Hi, I’m Jim Hacking, immigration lawyer, practicing law throughout the United States out of our office here in St. Louis, Missouri. Hopefully, you’ll never receive a notice to appear. A notice to appear is a document that’s issued either by USCIS or Immigration Customs Enforcement, directing you to your local immigration court.
It’s a notice to appear. It’s going to have a list of allegations against you as to why you are deportable from the United States.
When you receive that notice to appear, it’s going to have a court date and a location, and a time, hopefully. Sometimes it says TBD, but you’ll receive at some point a notice of an actual master calendar hearing.
Some people were wondering what is a master calendar hearing? Well, a master calendar hearing is like a call docket. It’s like pretrial, where the lawyers or the immigrant and the government go in front of the immigration judge and talk through what the game plan is on this case.
The immigration courts, the Executive Office for Immigration Review, have tons and tons of cases, and they can’t try all of them at the same time.
We have these big, long backlogs, where you can’t get a court date for an individual hearing.
A master calendar is like a pretrial hearing, and an individual hearing is where you’ll have your trial as to whether or not you get deported. That’s the main distinction.
With master calendar hearings, you’ll do things like they’ll take pleading. In the notice to appear, it’ll list a bunch of allegations.
“Your name is Jim Hacking, you’re from Ireland, you entered the United States on February 4th, 2004. Since then you’ve had no legal status, and you are removable under this provision of the INA.”
At some point at a master calendar, you’re going to have to admit or deny those allegations. You might not have to do it at your first immigration court hearing, but eventually, you’re going to have to admit or deny each allegation, and that’s what happens with the master.
Then the judge is going to see if there are any kinds of relief like, “Hey, Mr. or Mrs. immigrant, why do you think you should get to stay?” “I think I should get to stay because I need to file for asylum, or I need to file for cancellation of removal proceedings.” Then the judge will set it for another master to allow you to file the application.
They’ll keep setting masters up until the case is ready for a trial date, and then at that point, you’ll get a trial date probably a year or two later based on the current backlog.
The master is just all the things that happened before the trial and then the trial is called the individual hearing. When you call the 1-800 number 1-800-798-8190.
When you call that 1-800 number, you will hear, they'll say whether it's a master or an individual. It'll also say on the pleadings every time you get a new court date from the court, it'll say whether it's a master or an individual hearing.
The individual immigration court hearing is the real deal. That’s the trial. That’s where the judge is going to take evidence and decide whether or not you should be deported. I hope that sorts things out for you.

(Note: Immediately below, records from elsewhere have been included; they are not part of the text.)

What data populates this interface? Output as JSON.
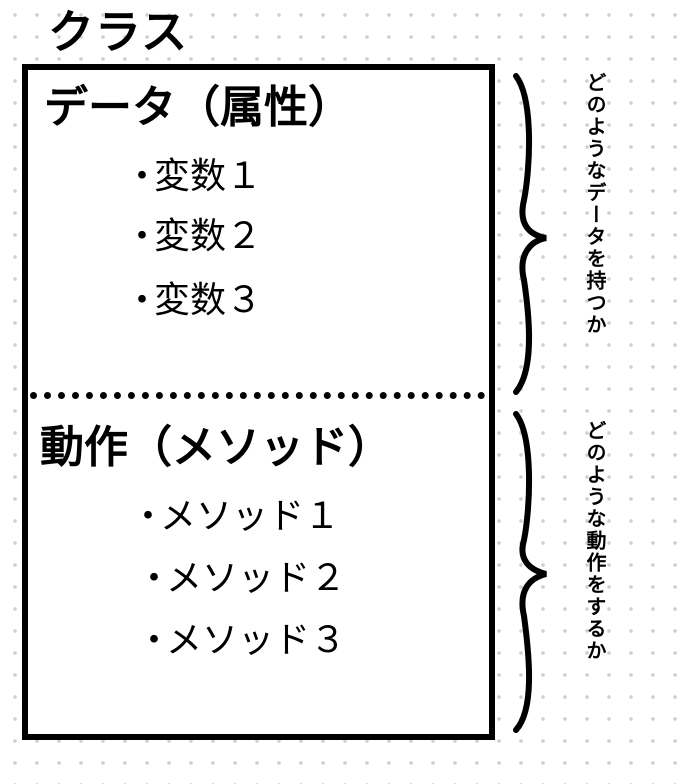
{
  "class_label": "クラス",
  "data_section": {
    "heading": "データ（属性）",
    "items": [
      "変数１",
      "変数２",
      "変数３"
    ]
  },
  "method_section": {
    "heading": "動作（メソッド）",
    "items": [
      "メソッド１",
      "メソッド２",
      "メソッド３"
    ]
  },
  "annotations": {
    "data_note": "どのようなデータを持つか",
    "method_note": "どのような動作をするか"
  },
  "bullet": "・",
  "colors": {
    "line": "#000000",
    "background": "#ffffff",
    "grid_dot": "#cfcfcf"
  }
}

Hopefully, you’re not going through deportation, but if you are and you need the help of an immigration attorney, give us a call at 314-961-8200. You can email us at [email protected]. Be sure to join us on our Facebook group which is called The Immigrant Home. If you liked this video, we ask that you please share it on social media and subscribe to our YouTube channel. Thanks a lot. Have a great day.